### [HOW TO COMPLETE THIS TASK]
Retype, exactly and with both ends included, the lines below from the one containing "Decode this image" through the end; omit the pictures.

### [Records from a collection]
^^^^^^^^

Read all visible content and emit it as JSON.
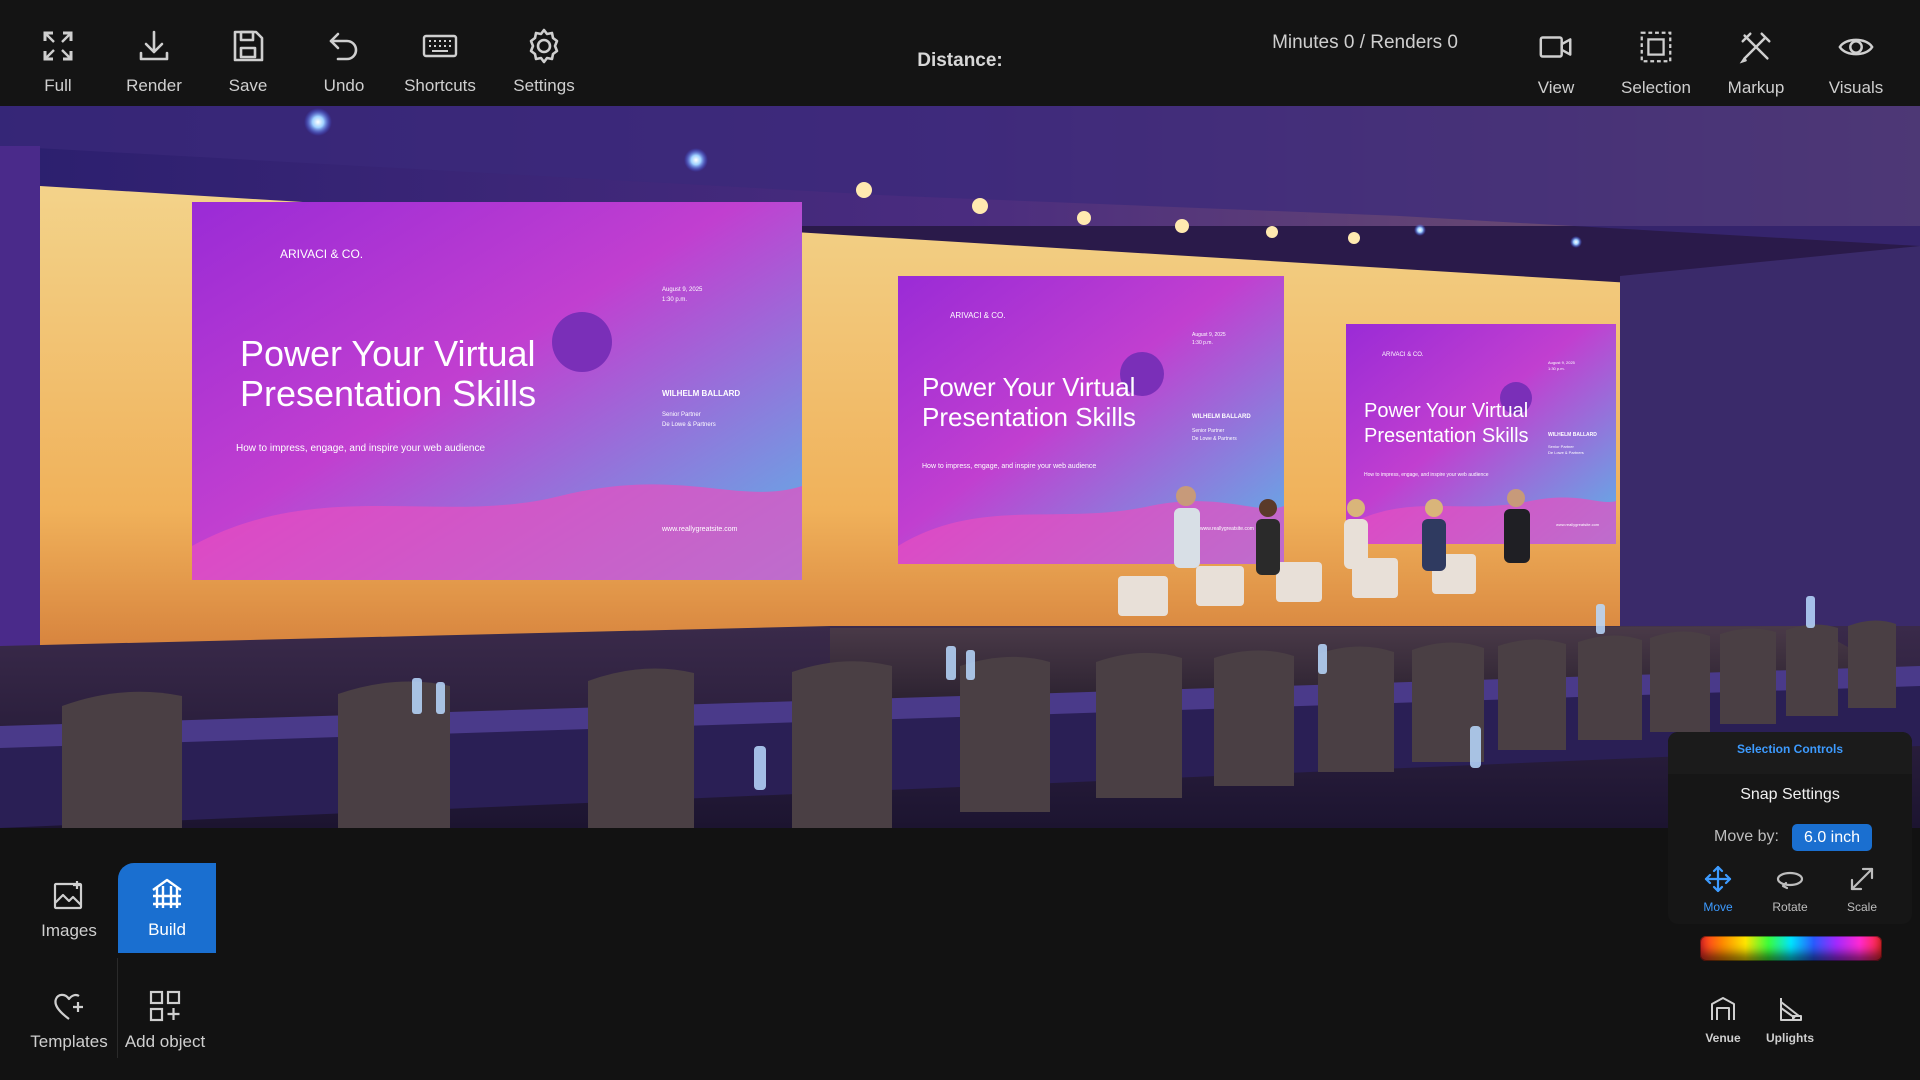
{
  "toolbar": {
    "left_buttons": [
      {
        "label": "Full",
        "icon": "fullscreen-icon"
      },
      {
        "label": "Render",
        "icon": "download-icon"
      },
      {
        "label": "Save",
        "icon": "save-icon"
      },
      {
        "label": "Undo",
        "icon": "undo-icon"
      },
      {
        "label": "Shortcuts",
        "icon": "keyboard-icon"
      },
      {
        "label": "Settings",
        "icon": "gear-icon"
      }
    ],
    "distance_label": "Distance:",
    "counters": "Minutes 0 / Renders 0",
    "right_buttons": [
      {
        "label": "View",
        "icon": "video-camera-icon"
      },
      {
        "label": "Selection",
        "icon": "selection-icon"
      },
      {
        "label": "Markup",
        "icon": "markup-tools-icon"
      },
      {
        "label": "Visuals",
        "icon": "eye-icon"
      }
    ]
  },
  "scene": {
    "screens": [
      {
        "brand": "ARIVACI & CO.",
        "date": "August 9, 2025",
        "time": "1:30 p.m.",
        "title_line1": "Power Your Virtual",
        "title_line2": "Presentation Skills",
        "subtitle": "How to impress, engage, and inspire your web audience",
        "speaker": "WILHELM BALLARD",
        "role1": "Senior Partner",
        "role2": "De Lowe & Partners",
        "url": "www.reallygreatsite.com"
      },
      {
        "brand": "ARIVACI & CO.",
        "date": "August 9, 2025",
        "time": "1:30 p.m.",
        "title_line1": "Power Your Virtual",
        "title_line2": "Presentation Skills",
        "subtitle": "How to impress, engage, and inspire your web audience",
        "speaker": "WILHELM BALLARD",
        "role1": "Senior Partner",
        "role2": "De Lowe & Partners",
        "url": "www.reallygreatsite.com"
      },
      {
        "brand": "ARIVACI & CO.",
        "date": "August 9, 2025",
        "time": "1:30 p.m.",
        "title_line1": "Power Your Virtual",
        "title_line2": "Presentation Skills",
        "subtitle": "How to impress, engage, and inspire your web audience",
        "speaker": "WILHELM BALLARD",
        "role1": "Senior Partner",
        "role2": "De Lowe & Partners",
        "url": "www.reallygreatsite.com"
      }
    ]
  },
  "sidebar": {
    "buttons": [
      {
        "label": "Images",
        "icon": "image-add-icon"
      },
      {
        "label": "Build",
        "icon": "build-structure-icon",
        "active": true
      },
      {
        "label": "Templates",
        "icon": "heart-add-icon"
      },
      {
        "label": "Add object",
        "icon": "add-object-icon"
      }
    ]
  },
  "selection_controls": {
    "header": "Selection Controls",
    "snap_title": "Snap Settings",
    "move_by_label": "Move by:",
    "move_by_value": "6.0  inch",
    "tools": [
      {
        "label": "Move",
        "icon": "move-arrows-icon",
        "active": true
      },
      {
        "label": "Rotate",
        "icon": "rotate-icon"
      },
      {
        "label": "Scale",
        "icon": "scale-arrow-icon"
      }
    ]
  },
  "bottom_tools": [
    {
      "label": "Venue",
      "icon": "venue-icon"
    },
    {
      "label": "Uplights",
      "icon": "uplight-icon"
    }
  ],
  "colors": {
    "accent": "#1a6fd0",
    "accent_text": "#3d9bff",
    "background": "#121212"
  }
}
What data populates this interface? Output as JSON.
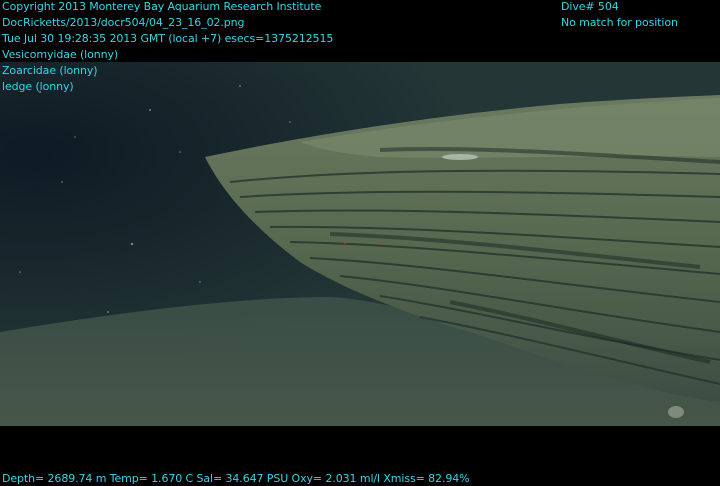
{
  "overlay": {
    "copyright": "Copyright 2013 Monterey Bay Aquarium Research Institute",
    "filename": "DocRicketts/2013/docr504/04_23_16_02.png",
    "timestamp": "Tue Jul 30 19:28:35 2013 GMT (local +7)  esecs=1375212515",
    "annotations": [
      "Vesicomyidae (lonny)",
      "Zoarcidae (lonny)",
      "ledge (lonny)"
    ],
    "dive": "Dive# 504",
    "position": "No match for position",
    "sensors": "Depth= 2689.74 m  Temp= 1.670 C  Sal= 34.647 PSU  Oxy= 2.031 ml/l  Xmiss= 82.94%"
  },
  "colors": {
    "overlay_text": "#36d6e4",
    "letterbox": "#000000"
  },
  "scene": {
    "description_icon": "seafloor-ledge-image"
  }
}
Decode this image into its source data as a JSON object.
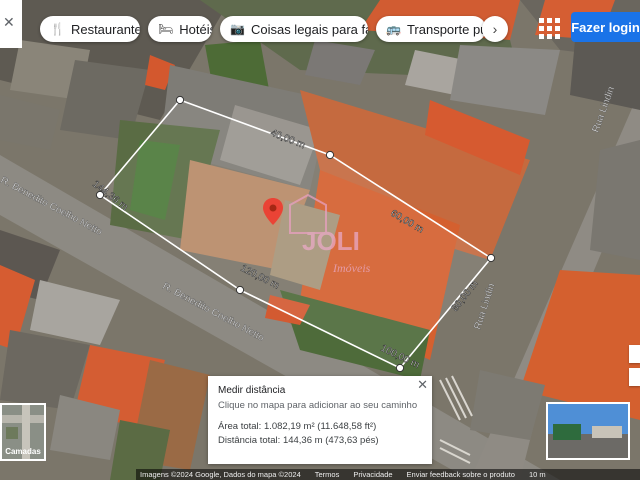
{
  "top_bar": {
    "chips": [
      {
        "label": "Restaurantes",
        "icon": "fork-knife-icon"
      },
      {
        "label": "Hotéis",
        "icon": "bed-icon"
      },
      {
        "label": "Coisas legais para fa...",
        "icon": "camera-icon"
      },
      {
        "label": "Transporte públ...",
        "icon": "bus-icon"
      }
    ],
    "login_label": "Fazer login"
  },
  "map": {
    "street_labels": [
      {
        "text": "R. Benedito Coelho Netto"
      },
      {
        "text": "R. Benedito Coelho Netto"
      },
      {
        "text": "Rua Lindin"
      },
      {
        "text": "Rua Lindin"
      }
    ],
    "distance_labels": [
      "40,00 m",
      "144,36 m",
      "60,00 m",
      "120,00 m",
      "80,00 m",
      "100,00 m"
    ],
    "watermark": {
      "brand": "JOLI",
      "sub": "Imóveis"
    }
  },
  "measure_panel": {
    "title": "Medir distância",
    "hint": "Clique no mapa para adicionar ao seu caminho",
    "area": "Área total: 1.082,19 m² (11.648,58 ft²)",
    "distance": "Distância total: 144,36 m (473,63 pés)"
  },
  "layers": {
    "label": "Camadas"
  },
  "footer": {
    "items": [
      "Imagens ©2024 Google, Dados do mapa ©2024",
      "Termos",
      "Privacidade",
      "Enviar feedback sobre o produto",
      "10 m"
    ]
  }
}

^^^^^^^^

### [SOLUTION TO THE EXERCISE]
Decode this image into its source data as a JSON object.
{
  "top_bar": {
    "chips": [
      {
        "label": "Restaurantes",
        "icon": "fork-knife-icon"
      },
      {
        "label": "Hotéis",
        "icon": "bed-icon"
      },
      {
        "label": "Coisas legais para fa...",
        "icon": "camera-icon"
      },
      {
        "label": "Transporte públ...",
        "icon": "bus-icon"
      }
    ],
    "login_label": "Fazer login"
  },
  "map": {
    "street_labels": [
      {
        "text": "R. Benedito Coelho Netto"
      },
      {
        "text": "R. Benedito Coelho Netto"
      },
      {
        "text": "Rua Lindin"
      },
      {
        "text": "Rua Lindin"
      }
    ],
    "distance_labels": [
      "40,00 m",
      "144,36 m",
      "60,00 m",
      "120,00 m",
      "80,00 m",
      "100,00 m"
    ],
    "watermark": {
      "brand": "JOLI",
      "sub": "Imóveis"
    }
  },
  "measure_panel": {
    "title": "Medir distância",
    "hint": "Clique no mapa para adicionar ao seu caminho",
    "area": "Área total: 1.082,19 m² (11.648,58 ft²)",
    "distance": "Distância total: 144,36 m (473,63 pés)"
  },
  "layers": {
    "label": "Camadas"
  },
  "footer": {
    "items": [
      "Imagens ©2024 Google, Dados do mapa ©2024",
      "Termos",
      "Privacidade",
      "Enviar feedback sobre o produto",
      "10 m"
    ]
  }
}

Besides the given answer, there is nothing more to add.